Is it the excitement of the game? Sure… it moves infinitely faster than baseball, is easier on the eyes to follow and absorb than hockey, and is less predictable than the NBA, where rarely a 1- or 2-seed in the NBA playoffs doesn’t win a championship. Americans love the violent ballet of athleticism and brutality that is the NFL, which only grows more compelling when conditions worsen as the season goes on. The league also markets itself exceptionally better than any sport by making every game–even those in early September–feel like an event. Pre-game concerts (Ellie Goulding and Train perform live before tonight’s game, for example) help bring in the passive or non-NFL fan. And on the field, there’s utter unpredictability thanks to the parody created by the salary cap and free agency. Note: The last time the NFL had a repeat champion? Over a decade ago.
All of those factors are real, but aren’t the whole equation. A huge variable in the attraction/addiction to the sport–as outlined in an AFP article today–is gambling. “Illegal sports betting is reaching new heights of popularity in America,” says Geoff Freeman, president of the American Gaming Association per a press release. “It’s clear that a federal ban on traditional sports betting outside of Nevada is failing.”
Overall, the AGA estimates that almost $93 billion in illegal bets will be taken on NFL and college football this season, while only about $2 billion will be legally wagered in Nevada. How much is $93 billion? Oh…only larger than the GDP of 124 countries. What’s amazing about this number is the fact that there’s a federal ban on sports betting in most states that has existed since 1992. But online betting via sites (allegedly) sitting in other countries is an avenue that exists with almost no oversight. And even the major sports leagues are contradicting themselves by publicly stating they oppose gambling because it could hurt the integrity of the sport, but then turn around and promptly sign sponsorship deals with daily fantasy sports companies (think DraftKings.com) which permit members to essentially bet on fictional teams they create with non-fictional players.
Overall, 30 million Americans will play fantasy football this season, including eight million women (including my wife again). And as a result, NBC, Fox, CBS, and ESPN will all get bumps in their ratings for any and every game–even the horrific ones–thanks to the interest fantasy/gambling creates.
NBC used to rule Thursday night with must-see-TV via Friends and Seinfeld. Now thanks to the annual Thursday night NFL opener, it will rule again as it has since 2002. 27 million — maybe even 30 million people given the Brady/Pats factor — will tune in tonight.
Is it to see if the Steelers can pull an upset? To see the Pats begin another chapter on the road to perhaps another championship? To see Brady literally taking a pin to footballs on the sideline?

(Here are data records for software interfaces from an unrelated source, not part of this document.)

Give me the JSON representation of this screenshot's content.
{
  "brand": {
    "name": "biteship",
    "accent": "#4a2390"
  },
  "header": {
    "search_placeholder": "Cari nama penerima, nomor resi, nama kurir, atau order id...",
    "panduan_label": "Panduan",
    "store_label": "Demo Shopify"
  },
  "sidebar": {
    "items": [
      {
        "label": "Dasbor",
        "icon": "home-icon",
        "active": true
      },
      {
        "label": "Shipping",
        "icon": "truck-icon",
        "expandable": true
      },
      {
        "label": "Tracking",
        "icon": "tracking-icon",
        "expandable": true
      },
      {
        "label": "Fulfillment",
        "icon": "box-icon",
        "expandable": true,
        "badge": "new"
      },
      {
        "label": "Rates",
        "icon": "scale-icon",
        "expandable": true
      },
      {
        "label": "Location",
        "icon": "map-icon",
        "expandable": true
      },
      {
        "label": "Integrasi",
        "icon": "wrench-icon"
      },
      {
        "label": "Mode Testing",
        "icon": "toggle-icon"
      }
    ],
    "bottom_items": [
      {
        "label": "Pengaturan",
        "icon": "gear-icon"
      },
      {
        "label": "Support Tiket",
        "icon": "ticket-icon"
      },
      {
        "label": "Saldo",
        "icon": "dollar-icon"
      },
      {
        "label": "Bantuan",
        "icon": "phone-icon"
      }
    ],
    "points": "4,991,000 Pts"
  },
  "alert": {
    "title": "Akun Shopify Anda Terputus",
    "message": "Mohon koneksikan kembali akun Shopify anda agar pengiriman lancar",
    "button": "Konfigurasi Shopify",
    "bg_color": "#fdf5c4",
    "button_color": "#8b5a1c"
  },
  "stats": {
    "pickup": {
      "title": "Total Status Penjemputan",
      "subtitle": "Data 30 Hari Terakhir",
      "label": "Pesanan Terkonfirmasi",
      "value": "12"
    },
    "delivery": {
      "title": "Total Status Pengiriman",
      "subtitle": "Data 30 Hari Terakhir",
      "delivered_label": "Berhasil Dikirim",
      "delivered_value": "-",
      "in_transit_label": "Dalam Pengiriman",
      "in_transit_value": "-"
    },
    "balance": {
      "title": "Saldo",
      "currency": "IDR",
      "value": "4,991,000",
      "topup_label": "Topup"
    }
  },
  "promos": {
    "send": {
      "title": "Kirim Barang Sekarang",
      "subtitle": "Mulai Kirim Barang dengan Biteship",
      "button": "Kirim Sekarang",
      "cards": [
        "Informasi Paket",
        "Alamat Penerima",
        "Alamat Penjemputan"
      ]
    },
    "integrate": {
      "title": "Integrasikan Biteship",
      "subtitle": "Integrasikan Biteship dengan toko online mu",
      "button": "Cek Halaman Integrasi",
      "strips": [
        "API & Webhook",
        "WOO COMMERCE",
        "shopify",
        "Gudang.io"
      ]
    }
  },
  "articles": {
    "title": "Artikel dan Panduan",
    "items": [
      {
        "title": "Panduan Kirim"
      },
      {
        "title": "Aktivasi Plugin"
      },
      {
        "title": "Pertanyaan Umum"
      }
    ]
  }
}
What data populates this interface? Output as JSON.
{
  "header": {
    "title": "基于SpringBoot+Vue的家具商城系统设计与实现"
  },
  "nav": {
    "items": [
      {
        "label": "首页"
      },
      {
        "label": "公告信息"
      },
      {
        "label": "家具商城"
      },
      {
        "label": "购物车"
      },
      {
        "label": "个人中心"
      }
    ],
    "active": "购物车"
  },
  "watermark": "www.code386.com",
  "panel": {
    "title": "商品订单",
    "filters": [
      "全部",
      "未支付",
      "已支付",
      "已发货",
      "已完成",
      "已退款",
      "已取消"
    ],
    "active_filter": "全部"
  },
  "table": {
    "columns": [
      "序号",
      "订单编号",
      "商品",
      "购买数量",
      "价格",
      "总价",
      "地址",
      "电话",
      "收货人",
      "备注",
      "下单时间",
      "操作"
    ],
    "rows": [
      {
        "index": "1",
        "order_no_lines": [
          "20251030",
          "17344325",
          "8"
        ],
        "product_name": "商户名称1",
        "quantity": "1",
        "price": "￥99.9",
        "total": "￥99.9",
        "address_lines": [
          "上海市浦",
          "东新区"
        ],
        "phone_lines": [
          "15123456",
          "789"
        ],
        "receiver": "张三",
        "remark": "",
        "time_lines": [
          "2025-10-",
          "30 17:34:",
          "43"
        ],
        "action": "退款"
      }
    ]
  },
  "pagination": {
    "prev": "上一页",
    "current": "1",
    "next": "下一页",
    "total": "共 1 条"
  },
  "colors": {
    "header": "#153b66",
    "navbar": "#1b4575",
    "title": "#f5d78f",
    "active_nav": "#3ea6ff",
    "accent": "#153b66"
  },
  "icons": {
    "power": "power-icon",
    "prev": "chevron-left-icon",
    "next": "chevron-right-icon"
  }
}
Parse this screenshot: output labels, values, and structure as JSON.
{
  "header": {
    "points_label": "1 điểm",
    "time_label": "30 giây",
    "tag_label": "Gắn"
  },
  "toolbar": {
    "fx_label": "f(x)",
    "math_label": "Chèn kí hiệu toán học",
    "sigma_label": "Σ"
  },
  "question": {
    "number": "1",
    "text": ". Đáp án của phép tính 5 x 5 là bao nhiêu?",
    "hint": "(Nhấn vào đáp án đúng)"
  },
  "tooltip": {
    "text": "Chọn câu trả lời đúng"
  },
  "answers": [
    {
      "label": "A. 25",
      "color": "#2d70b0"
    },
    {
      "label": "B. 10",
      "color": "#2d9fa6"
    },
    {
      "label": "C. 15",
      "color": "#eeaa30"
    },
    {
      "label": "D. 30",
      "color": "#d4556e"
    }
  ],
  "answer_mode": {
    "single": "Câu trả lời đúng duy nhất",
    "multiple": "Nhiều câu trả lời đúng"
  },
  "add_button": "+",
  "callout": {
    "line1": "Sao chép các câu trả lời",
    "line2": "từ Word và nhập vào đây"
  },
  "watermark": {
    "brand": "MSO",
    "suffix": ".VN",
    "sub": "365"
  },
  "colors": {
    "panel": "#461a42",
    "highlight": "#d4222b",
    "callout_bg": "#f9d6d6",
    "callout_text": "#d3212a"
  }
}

Sure… all of that. But many will be there to see if New England can cover the 7-point spread. Others will watch with no interest on who wins or loses, but how many points are scored (current over/under 51.5). Millions more will be rooting for Ben Roethlisberger one minute and Rob Gronkowski the next despite them playing on opposite teams…all thanks to fantasy football.
But the real winner tonight won’t be anywhere near the field. Instead, it will be executives back in New York at 30 Rock (NBC) and 280 Park Avenue (NFL HQ). The cash cow gets milked again for the billions upon billions it will produce this season. The trifecta of controversy, gambling and the violent ballet that is professional football will prove once again to be the TV show fewer Americans can resist.